**REQUIRED WORK**
In the listing that follows, print every line exactly and leave the images out.

**DATA SUPPLIED**
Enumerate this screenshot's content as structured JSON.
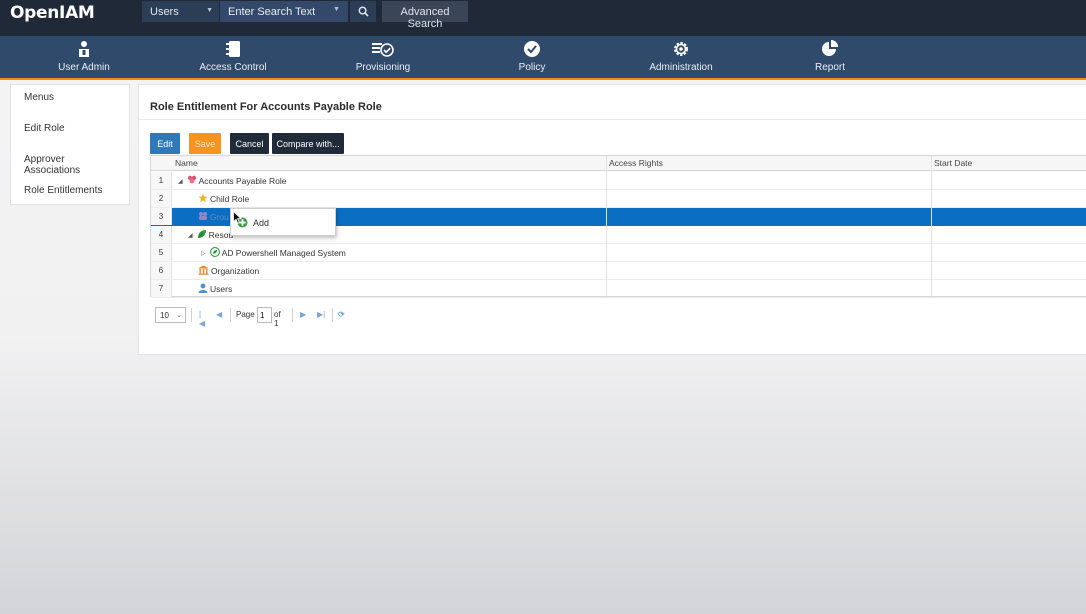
{
  "app": {
    "logo_text": "OpenIAM"
  },
  "search": {
    "type_value": "Users",
    "placeholder": "Enter Search Text",
    "advanced_label": "Advanced Search"
  },
  "nav": {
    "items": [
      {
        "label": "User Admin",
        "icon": "user-admin-icon"
      },
      {
        "label": "Access Control",
        "icon": "access-control-icon"
      },
      {
        "label": "Provisioning",
        "icon": "provisioning-icon"
      },
      {
        "label": "Policy",
        "icon": "policy-icon"
      },
      {
        "label": "Administration",
        "icon": "gear-icon"
      },
      {
        "label": "Report",
        "icon": "report-icon"
      }
    ]
  },
  "side": {
    "items": [
      {
        "label": "Menus"
      },
      {
        "label": "Edit Role"
      },
      {
        "label": "Approver Associations"
      },
      {
        "label": "Role Entitlements"
      }
    ]
  },
  "main": {
    "title": "Role Entitlement For Accounts Payable Role",
    "buttons": {
      "edit": "Edit",
      "save": "Save",
      "cancel": "Cancel",
      "compare": "Compare with..."
    },
    "grid": {
      "columns": [
        "Name",
        "Access Rights",
        "Start Date"
      ],
      "rows": [
        {
          "num": "1",
          "name": "Accounts Payable Role",
          "icon": "role-icon"
        },
        {
          "num": "2",
          "name": "Child Role",
          "icon": "star-icon"
        },
        {
          "num": "3",
          "name": "Grou",
          "icon": "group-icon",
          "selected": true
        },
        {
          "num": "4",
          "name": "Resou",
          "icon": "resource-leaf-icon"
        },
        {
          "num": "5",
          "name": "AD Powershell Managed System",
          "icon": "managed-system-icon"
        },
        {
          "num": "6",
          "name": "Organization",
          "icon": "organization-icon"
        },
        {
          "num": "7",
          "name": "Users",
          "icon": "user-icon"
        }
      ]
    },
    "context_menu": {
      "add_label": "Add"
    },
    "pager": {
      "page_size": "10",
      "page_label": "Page",
      "page_value": "1",
      "of_label": "of 1"
    }
  },
  "colors": {
    "topbar": "#1f2937",
    "nav": "#2f4a6b",
    "accent": "#f08c1a",
    "selected_row": "#0a6fc2",
    "save_button": "#f7941d",
    "edit_button": "#2f79b9"
  }
}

**SOLUTION TO THE EXERCISE**
Enumerate this screenshot's content as structured JSON.
{
  "app": {
    "logo_text": "OpenIAM"
  },
  "search": {
    "type_value": "Users",
    "placeholder": "Enter Search Text",
    "advanced_label": "Advanced Search"
  },
  "nav": {
    "items": [
      {
        "label": "User Admin",
        "icon": "user-admin-icon"
      },
      {
        "label": "Access Control",
        "icon": "access-control-icon"
      },
      {
        "label": "Provisioning",
        "icon": "provisioning-icon"
      },
      {
        "label": "Policy",
        "icon": "policy-icon"
      },
      {
        "label": "Administration",
        "icon": "gear-icon"
      },
      {
        "label": "Report",
        "icon": "report-icon"
      }
    ]
  },
  "side": {
    "items": [
      {
        "label": "Menus"
      },
      {
        "label": "Edit Role"
      },
      {
        "label": "Approver Associations"
      },
      {
        "label": "Role Entitlements"
      }
    ]
  },
  "main": {
    "title": "Role Entitlement For Accounts Payable Role",
    "buttons": {
      "edit": "Edit",
      "save": "Save",
      "cancel": "Cancel",
      "compare": "Compare with..."
    },
    "grid": {
      "columns": [
        "Name",
        "Access Rights",
        "Start Date"
      ],
      "rows": [
        {
          "num": "1",
          "name": "Accounts Payable Role",
          "icon": "role-icon"
        },
        {
          "num": "2",
          "name": "Child Role",
          "icon": "star-icon"
        },
        {
          "num": "3",
          "name": "Grou",
          "icon": "group-icon",
          "selected": true
        },
        {
          "num": "4",
          "name": "Resou",
          "icon": "resource-leaf-icon"
        },
        {
          "num": "5",
          "name": "AD Powershell Managed System",
          "icon": "managed-system-icon"
        },
        {
          "num": "6",
          "name": "Organization",
          "icon": "organization-icon"
        },
        {
          "num": "7",
          "name": "Users",
          "icon": "user-icon"
        }
      ]
    },
    "context_menu": {
      "add_label": "Add"
    },
    "pager": {
      "page_size": "10",
      "page_label": "Page",
      "page_value": "1",
      "of_label": "of 1"
    }
  },
  "colors": {
    "topbar": "#1f2937",
    "nav": "#2f4a6b",
    "accent": "#f08c1a",
    "selected_row": "#0a6fc2",
    "save_button": "#f7941d",
    "edit_button": "#2f79b9"
  }
}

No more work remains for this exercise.